WHAT IS REQUIRED
Lines containing "Current" should be pulled from the material below.

THE RECORDS

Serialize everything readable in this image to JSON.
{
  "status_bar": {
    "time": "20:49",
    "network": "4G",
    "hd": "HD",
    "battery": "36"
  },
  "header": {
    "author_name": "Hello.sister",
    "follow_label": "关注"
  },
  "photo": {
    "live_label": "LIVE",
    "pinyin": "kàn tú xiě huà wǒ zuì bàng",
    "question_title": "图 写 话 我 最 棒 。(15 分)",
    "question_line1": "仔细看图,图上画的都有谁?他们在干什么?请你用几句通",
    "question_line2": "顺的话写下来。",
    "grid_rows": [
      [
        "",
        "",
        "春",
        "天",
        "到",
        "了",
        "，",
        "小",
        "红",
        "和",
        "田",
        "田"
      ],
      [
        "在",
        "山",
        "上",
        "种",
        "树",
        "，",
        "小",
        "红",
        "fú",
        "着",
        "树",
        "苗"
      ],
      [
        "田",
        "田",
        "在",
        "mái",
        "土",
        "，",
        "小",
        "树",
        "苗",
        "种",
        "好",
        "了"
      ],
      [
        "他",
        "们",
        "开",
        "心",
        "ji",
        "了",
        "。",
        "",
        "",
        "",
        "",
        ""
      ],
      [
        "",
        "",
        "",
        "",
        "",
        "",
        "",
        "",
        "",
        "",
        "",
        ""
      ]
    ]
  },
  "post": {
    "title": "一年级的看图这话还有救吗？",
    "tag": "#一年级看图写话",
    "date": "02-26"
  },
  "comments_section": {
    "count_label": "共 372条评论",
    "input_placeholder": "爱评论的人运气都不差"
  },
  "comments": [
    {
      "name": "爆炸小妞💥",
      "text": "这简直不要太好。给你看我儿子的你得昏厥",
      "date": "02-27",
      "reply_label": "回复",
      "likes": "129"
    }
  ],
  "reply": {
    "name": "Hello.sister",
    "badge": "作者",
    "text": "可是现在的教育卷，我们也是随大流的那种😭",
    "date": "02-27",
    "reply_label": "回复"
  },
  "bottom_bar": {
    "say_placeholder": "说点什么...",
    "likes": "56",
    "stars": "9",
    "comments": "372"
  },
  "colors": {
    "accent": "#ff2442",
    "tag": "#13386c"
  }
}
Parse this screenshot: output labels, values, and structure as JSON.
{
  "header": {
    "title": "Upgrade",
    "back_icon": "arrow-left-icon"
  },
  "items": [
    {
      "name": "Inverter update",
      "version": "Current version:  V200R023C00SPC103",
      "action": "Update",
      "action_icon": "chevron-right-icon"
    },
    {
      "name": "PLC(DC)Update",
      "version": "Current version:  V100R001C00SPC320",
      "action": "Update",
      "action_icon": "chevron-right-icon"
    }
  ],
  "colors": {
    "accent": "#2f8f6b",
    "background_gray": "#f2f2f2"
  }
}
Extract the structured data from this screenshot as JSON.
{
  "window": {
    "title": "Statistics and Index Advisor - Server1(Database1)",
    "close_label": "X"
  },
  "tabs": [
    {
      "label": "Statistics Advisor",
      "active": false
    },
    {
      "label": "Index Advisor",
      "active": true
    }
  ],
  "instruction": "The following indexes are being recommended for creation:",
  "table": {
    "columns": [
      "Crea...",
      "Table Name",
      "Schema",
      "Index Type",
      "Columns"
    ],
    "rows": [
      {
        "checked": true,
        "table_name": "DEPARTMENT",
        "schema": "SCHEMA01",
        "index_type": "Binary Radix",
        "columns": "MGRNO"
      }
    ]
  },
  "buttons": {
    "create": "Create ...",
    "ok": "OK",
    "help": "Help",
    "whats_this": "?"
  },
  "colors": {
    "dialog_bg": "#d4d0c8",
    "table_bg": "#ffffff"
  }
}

FINAL ANSWER
      "version": "Current version:  V200R023C00SPC103",
      "version": "Current version:  V100R001C00SPC320",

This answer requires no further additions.